REMEMBER TO REMEMBER

 
We do not remember days, we remember moments.
— Cesare Pavese

My son is a huge Michale Jackson fan. He knows every album, the year it came out, and pretty much every lyric to all his songs. He even has the dance moves down pact, with it’s kicking of the leg to grabbing of the…belt buckle. This means that our car rides usually consist of being serenaded by the late king of pop, while humming along to the all too familiar melodies. Yesterday evening, our car ride was yet another one of these moments.

“Do you remember the time

When we fell in love

Do you remember the time

When we first met girl

Do you remember the time

When we fell in love

Do you remember the time”

I found myself softly signing along to the only words that stuck out…

”Do you remember the time…”

”Do you remember the time…”

”Do you remember…”

An then, it dawned on me; remembering is such a crucial part of life and engaging in story.

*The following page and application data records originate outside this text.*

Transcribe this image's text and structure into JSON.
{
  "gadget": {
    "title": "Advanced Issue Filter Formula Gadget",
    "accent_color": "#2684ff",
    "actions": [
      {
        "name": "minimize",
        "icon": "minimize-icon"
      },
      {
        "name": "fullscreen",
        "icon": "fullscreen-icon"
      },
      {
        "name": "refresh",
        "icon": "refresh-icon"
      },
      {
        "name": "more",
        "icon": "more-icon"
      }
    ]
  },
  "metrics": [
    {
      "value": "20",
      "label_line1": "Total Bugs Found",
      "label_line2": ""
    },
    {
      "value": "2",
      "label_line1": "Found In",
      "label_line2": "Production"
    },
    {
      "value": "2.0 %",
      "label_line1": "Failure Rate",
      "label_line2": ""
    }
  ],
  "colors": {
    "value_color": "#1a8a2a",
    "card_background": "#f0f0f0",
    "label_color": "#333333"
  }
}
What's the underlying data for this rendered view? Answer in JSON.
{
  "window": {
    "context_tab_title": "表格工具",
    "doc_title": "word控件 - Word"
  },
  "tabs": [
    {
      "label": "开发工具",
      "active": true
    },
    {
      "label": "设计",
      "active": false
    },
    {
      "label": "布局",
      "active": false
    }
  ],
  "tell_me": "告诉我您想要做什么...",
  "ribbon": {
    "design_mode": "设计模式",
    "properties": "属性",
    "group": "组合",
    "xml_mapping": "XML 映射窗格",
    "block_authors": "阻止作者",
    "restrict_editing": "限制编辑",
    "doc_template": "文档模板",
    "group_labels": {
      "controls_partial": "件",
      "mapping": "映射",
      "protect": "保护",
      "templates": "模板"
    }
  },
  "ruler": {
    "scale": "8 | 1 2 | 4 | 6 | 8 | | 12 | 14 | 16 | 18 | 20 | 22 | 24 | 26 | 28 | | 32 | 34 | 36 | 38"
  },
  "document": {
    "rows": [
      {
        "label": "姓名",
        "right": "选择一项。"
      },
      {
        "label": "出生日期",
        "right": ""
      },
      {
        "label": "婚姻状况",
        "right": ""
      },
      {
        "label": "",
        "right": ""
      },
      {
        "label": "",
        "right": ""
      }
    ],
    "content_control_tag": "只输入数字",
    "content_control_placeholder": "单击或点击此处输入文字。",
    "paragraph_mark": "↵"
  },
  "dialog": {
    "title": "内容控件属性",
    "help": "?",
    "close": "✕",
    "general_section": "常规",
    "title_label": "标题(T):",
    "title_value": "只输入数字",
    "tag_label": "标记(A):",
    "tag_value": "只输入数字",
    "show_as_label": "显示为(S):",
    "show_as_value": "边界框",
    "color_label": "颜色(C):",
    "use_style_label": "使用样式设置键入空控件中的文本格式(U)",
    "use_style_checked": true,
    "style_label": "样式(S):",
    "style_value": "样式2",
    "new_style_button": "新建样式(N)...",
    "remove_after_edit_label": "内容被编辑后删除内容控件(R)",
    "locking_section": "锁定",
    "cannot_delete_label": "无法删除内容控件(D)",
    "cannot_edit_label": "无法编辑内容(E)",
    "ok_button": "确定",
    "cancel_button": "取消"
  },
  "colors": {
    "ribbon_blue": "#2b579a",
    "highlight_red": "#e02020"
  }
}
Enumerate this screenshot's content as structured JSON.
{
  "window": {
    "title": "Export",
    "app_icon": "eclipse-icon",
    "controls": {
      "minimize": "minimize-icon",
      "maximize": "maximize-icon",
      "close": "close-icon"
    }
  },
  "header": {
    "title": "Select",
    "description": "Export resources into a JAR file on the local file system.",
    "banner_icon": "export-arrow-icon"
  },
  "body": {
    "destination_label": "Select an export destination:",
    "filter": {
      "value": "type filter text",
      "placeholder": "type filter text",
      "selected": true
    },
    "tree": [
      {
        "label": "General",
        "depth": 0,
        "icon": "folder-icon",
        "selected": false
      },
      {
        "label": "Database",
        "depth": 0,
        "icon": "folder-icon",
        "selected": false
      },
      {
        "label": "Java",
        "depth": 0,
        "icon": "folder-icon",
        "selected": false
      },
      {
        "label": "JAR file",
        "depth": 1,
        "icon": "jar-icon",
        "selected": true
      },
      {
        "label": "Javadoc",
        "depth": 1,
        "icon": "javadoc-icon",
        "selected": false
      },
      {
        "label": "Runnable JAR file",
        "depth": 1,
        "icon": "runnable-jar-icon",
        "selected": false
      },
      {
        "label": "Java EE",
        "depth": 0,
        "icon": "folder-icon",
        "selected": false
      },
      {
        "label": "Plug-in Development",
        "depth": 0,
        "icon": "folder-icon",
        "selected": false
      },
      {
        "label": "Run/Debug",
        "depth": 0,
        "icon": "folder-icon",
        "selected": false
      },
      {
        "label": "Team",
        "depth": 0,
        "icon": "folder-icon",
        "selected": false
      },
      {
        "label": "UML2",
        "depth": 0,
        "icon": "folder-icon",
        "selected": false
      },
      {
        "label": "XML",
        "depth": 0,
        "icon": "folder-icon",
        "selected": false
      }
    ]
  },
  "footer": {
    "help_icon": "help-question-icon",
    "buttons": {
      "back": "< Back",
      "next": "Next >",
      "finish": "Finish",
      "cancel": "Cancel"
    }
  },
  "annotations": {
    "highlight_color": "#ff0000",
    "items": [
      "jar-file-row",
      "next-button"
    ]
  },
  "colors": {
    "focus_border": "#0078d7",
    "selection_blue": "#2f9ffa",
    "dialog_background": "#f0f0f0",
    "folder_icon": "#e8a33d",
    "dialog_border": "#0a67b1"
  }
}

The middle of any movie makes sense, only when we remember what happened in the beginning. The ending of a story is only as impactful as what we can remember of the tension and conflict the protagonist went through. If we stop remembering, plain and simple, we’ll just forget.

Our human dilemma is that we tend to remember what we should forget, and forget what we should remember. Remembering what we’ve been through, how we felt, why we made a decision and where we came from empowers us to live life with a deep sense of resolve. 

If we stop remembering, plain and simple, we’ll just forget.

The most powerful stories are those where the main character had to overcome great odds to get the girl, stop the bomb, rescue the person and ultimately, save the world. Perhaps that sounds overly dramatic. The point is that if we don’t remember the past, the present won’t be as meaningful.

You’re in a relationship with extreme tension; remember why you fell in love.

You started a business that isn’t producing much results; remember why you began.

You’re going after a dream that seems to be going no where; remember the passion that moved you to take a risk.

You want to give up? Remember why you began.

“Do you remember the time…”

“Do you remember the time…”

“Do you remember the time…”

It was Spanish philosopher and Poet, George Santayana who said, “Those who cannot remember the past are condemned to repeat it.” Our ability to remember the past, for better or worse is what gives us the resolve to never repeat it. Remembering how we felt when “that” happened, reminds us why we left. Remembering the hurt “it” caused, strengthens us to never go back. Remember. Remember. Remember.

Our ability to remember the past, for better or worse is what gives us the resolve to never repeat it.

It’s not just with negative experiences of our past. In fact, I feel our greatest, and best experiences are the ones we slowly allow to fizzle away from our remembrance. Do you remember the conversations that were had with mom, dad, brother and sister as we road tripped across the Great Lakes? Do you remember exactly how you felt when you laid on the field, sun to your face; wind softly caressing your skin? It is these remembrances that refresh our lives and souls. When we take time to, even briefly look back at our past, our present takes on a new sense of meaning and delight.

Do you remember the time?

Our ability to remember is only as vivid as our memories. And to be clear, just because we remember something doesn’t mean we have to make it a memory. A memory is when you can experience past moments with your five senses. To remember is simply to look back, as we move forward. It is in this occasional looking back that provides us fuel to continue to move forward.

Living a great story begins with the beginning. In fact, every story we live in began somewhere. And remembering that somewhere, reminds us of what we’ve lived through. It is our ability to remember what we’ve lived through that gives us the capacity to embrace what we’re living in. 

It is in this occasional looking back that provides us fuel to continue to move forward.

Wherever you’re at, take a moment to remember the ‘why’ to your ‘what.’ Regardless of how it feels now, try to remember how it felt, then. When we remember to remember, we’ll begin to take deeper breaths, longer exhales and may even find a renewed sense of life.

I'll end by scything that, though we should not live in the past, we should always to learn from it. It is when we learn from our past that we begin to create our future.

“Do you remember the time…”

“Do you remember the time…”

Do YOU, remember the time?

 

 

May we live today, a story we’d want to tell tomorrow.

Joel

 

 
Joel Gonzalez1 Comment